any substance that inhibits the destructive effects of
oxidation. Free radicals can cause this oxidation in the body.
Cholesterol: a fatty substance produced by
every cell in the body that is vital for health. It is a necessary
component of all cell membranes. It is the precursor to all steroid
hormone (including estrogen, testosterone, cortisol, and vitamin D). It is
the leading organic molecule in the brain and is needed for brain function.
Blood cholesterol carries antioxidant vitamins to the tissue. The majority
of cholesterol in the blood is produced by the liver. Excess of
cholesterol in the blood can contribute to heart disease.
a coenzyme that is a constituent of
every cell in the body that is
used in the production of energy. It is also a powerful antioxidant.
Fibrates: a group of cholesterol-moderating drugs in use since the
early 1960s that includes bezafibrate, gemfibrozil, and fenofibrate. Fibrates
are used primarily to treat high triglyceride levels. They can also help to
increase HDL levels.
a highly reactive atom or group of atoms with an unpaired
electron that can lead to "oxidative damage."
HMG-CoA Reductase (3-Hydroxy-3-methylgluatryl
coenzyme A reductase):
an enzyme necessary for cholesterol production.
HMG-CoA Reductase Inhibitors: synonym for
statins. Drugs that block enzyme, HMG-CoA Reductase, that catalyzes the
rate-limiting step in cholesterol production.
any of a group of organic compounds
consisting of fats, oils, and related substances that, along with proteins and
carbohydrates, are the structural components of living cells. In addition to
fats the group includes waxes, oils, sterols, triglycerides, phosphatides, and
Mitochondria: small cellular
structures, or organelles, found in the cytoplasm of eukaryotic cells (cells
with a nucleus; all plants and animals are eukaryotes, while bacteria are not). Mitochondria are responsible for converting nutrients
and oxygen into the
energy-yielding molecule adenosine triphosphate (ATP) to fuel the cell's
activities. This function, known as aerobic respiration, is the reason
mitochondria are frequently referred to as the powerhouse of the cell.
Better known as niacin (vitamin B3), nicotinic acid—in high doses—can be used as
a cholesterol-lowering drug.

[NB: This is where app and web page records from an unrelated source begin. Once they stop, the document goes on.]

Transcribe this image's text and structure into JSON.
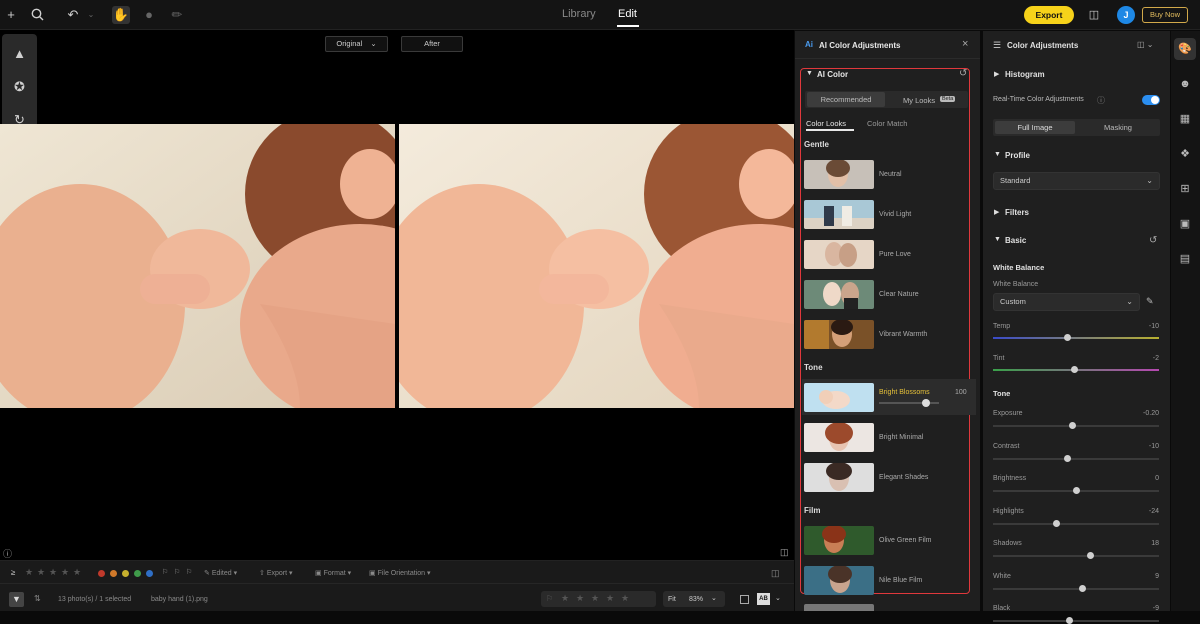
{
  "topbar": {
    "tab_library": "Library",
    "tab_edit": "Edit",
    "export_label": "Export",
    "avatar_initial": "J",
    "buy_now_label": "Buy Now"
  },
  "viewer": {
    "original_label": "Original",
    "after_label": "After"
  },
  "bottom_bar": {
    "edited_label": "Edited",
    "export_label": "Export",
    "format_label": "Format",
    "orientation_label": "File Orientation",
    "status_text": "13 photo(s) / 1 selected",
    "filename": "baby hand (1).png",
    "fit_label": "Fit",
    "zoom_value": "83%",
    "color_labels": [
      "#c0392b",
      "#d0792a",
      "#c6b02e",
      "#3f9b4a",
      "#2f6fc6"
    ]
  },
  "ai_panel": {
    "title": "AI Color Adjustments",
    "section_title": "AI Color",
    "tab_recommended": "Recommended",
    "tab_my_looks": "My Looks",
    "beta_badge": "Beta",
    "subtab_color_looks": "Color Looks",
    "subtab_color_match": "Color Match",
    "group_gentle": "Gentle",
    "group_tone": "Tone",
    "group_film": "Film",
    "gentle_looks": [
      "Neutral",
      "Vivid Light",
      "Pure Love",
      "Clear Nature",
      "Vibrant Warmth"
    ],
    "tone_looks": [
      "Bright Blossoms",
      "Bright Minimal",
      "Elegant Shades"
    ],
    "film_looks": [
      "Olive Green Film",
      "Nile Blue Film"
    ],
    "selected_intensity": "100"
  },
  "color_panel": {
    "title": "Color Adjustments",
    "histogram": "Histogram",
    "realtime_label": "Real-Time Color Adjustments",
    "realtime_on": true,
    "tab_full_image": "Full Image",
    "tab_masking": "Masking",
    "profile": "Profile",
    "profile_value": "Standard",
    "filters": "Filters",
    "basic": "Basic",
    "wb_heading": "White Balance",
    "wb_label": "White Balance",
    "wb_value": "Custom",
    "tone_heading": "Tone",
    "temp_label": "Temp",
    "temp_value": "-10",
    "tint_label": "Tint",
    "tint_value": "-2",
    "tone_sliders": [
      {
        "label": "Exposure",
        "value": "-0.20",
        "level": 0.48
      },
      {
        "label": "Contrast",
        "value": "-10",
        "level": 0.45
      },
      {
        "label": "Brightness",
        "value": "0",
        "level": 0.5
      },
      {
        "label": "Highlights",
        "value": "-24",
        "level": 0.38
      },
      {
        "label": "Shadows",
        "value": "18",
        "level": 0.59
      },
      {
        "label": "White",
        "value": "9",
        "level": 0.54
      },
      {
        "label": "Black",
        "value": "-9",
        "level": 0.46
      }
    ],
    "temp_level": 0.45,
    "tint_level": 0.49
  }
}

Niacin lowers LDL-cholesterol and triglycerides
and also raises HDL-cholesterol. It accomplishes this by inhibiting the
production of fat and cholesterol containing proteins by the liver.
The most common side-effects of niacin are flushing, itching and
dizziness. Slow release niacin (such as Niaspan) usually prevents these
Resins or Bile Acid Sequestrants:
a group of cholesterol-lowering drugs that include
cholestyramine (Questran) and colestipol (colestid).
These medications bind bile that
was secreted into the intestine and prevent it from being reabsorbed. The liver
makes bile out of cholesterol. Since these medications cause the body to lose
bile, the liver then takes cholesterol out of the blood stream and converts it
to bile, thus lowering the serum cholesterol level.
a group of
cholesterol-lowering drugs whose generic names all end in ‘-statin.’ This group
includes lovastatin (Mevacor), pravastatin (Pravachol), simvastatin (Zocor),
atorvastatin (Lipitor), rosuvastatin (Crestor). Statin drugs are HMG-CoA
reductase inhibitors. By inhibiting the HMG-CoA reductase enzyme, statins help
to prevent the production of cholesterol within the body. (In fact, their
actual method of lowering cholesterol may be more complicated.) Since the majority of
serum cholesterol derives from this production, statins can radically bring down
cholesterol levels. The first statins became available in the late 1980s.
Definitions adapted from Microsoft® Encarta® Online
http://encarta.msn.com © 1997-2003 Microsoft Corporation. All Rights Reserved.